To illustrate normal directions that, upon closer inspection, are unnecessarily long or redundant, I offer the following:
1. Zithromax Z-Pak--"Take according to package directions…until gone."
Okay, if they take it according to the directions, it will be all gone.
"Under redundant in the dictionary, it says 'see redundant'". (Robin Williams)
2. Prednisone Tapers and Medrol Dose Packs that end with "…THEN STOP or D/C".
If you give a patient exactly enough tablets to last the course, which the majority of these do, then on the last day, they will take their last tablet. Is it truly necessary to state "then stop"? Should it not be quite obvious? Even taking into account the Stupidity Curve, I have yet to receive a phone call that goes like this:
CP: How may I help you?
Taper Taker: I have a question about my steroid.
TT: It said to take 4 for 3 days, then 3 for 3 days, then 2 for 3 days, then 1 for 3 days.
CP: Okay. That's a statement, not a question.

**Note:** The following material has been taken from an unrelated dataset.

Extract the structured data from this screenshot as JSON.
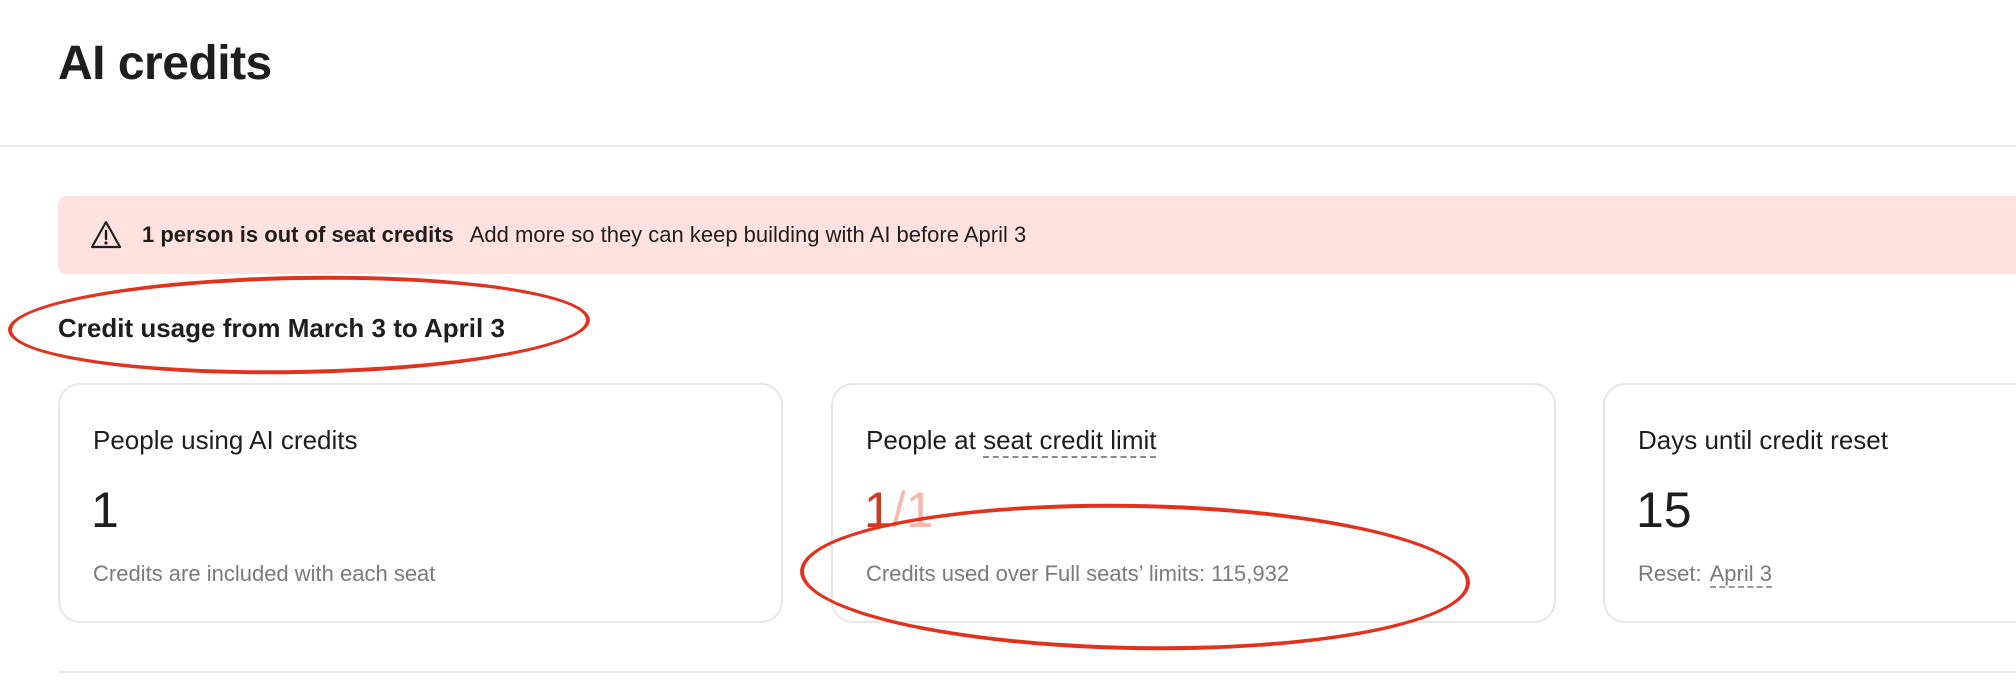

TT: I received 30 tablets.
CP: Again, statement.
TT: Well it's been 12 days and I took them all.
CP: You're getting there. I can almost hear the inflection that alerts me to an audible question mark.
TT: What do I do now?
CP: What do you mean?
TT: I followed the directions for 12 days. Now what do I do?
CP: Be well? Live long and prosper?
TT: I need direction in my life.
CP: Had I taken the time to put "THEN STOP" on your label, would that have been sufficient to prevent this call?
TT: Yes. Then I would have known exactly what to do.
CP: Okay. Please stop.
TT: The medication?
CP: No. Calling me.
My partner received a prescription for this same Prednisone taper while I happened to be cherry picking the e-rx queue. Her directions ended up reading:
"Take 4 tabs for 3 days, then 3 tabs for 3 days, then 2 tabs for 3 days, then 1 tab for 3 days then stop taking because, quite frankly, you will be out of medication so even if there were more directions, you wouldn't have any medication left."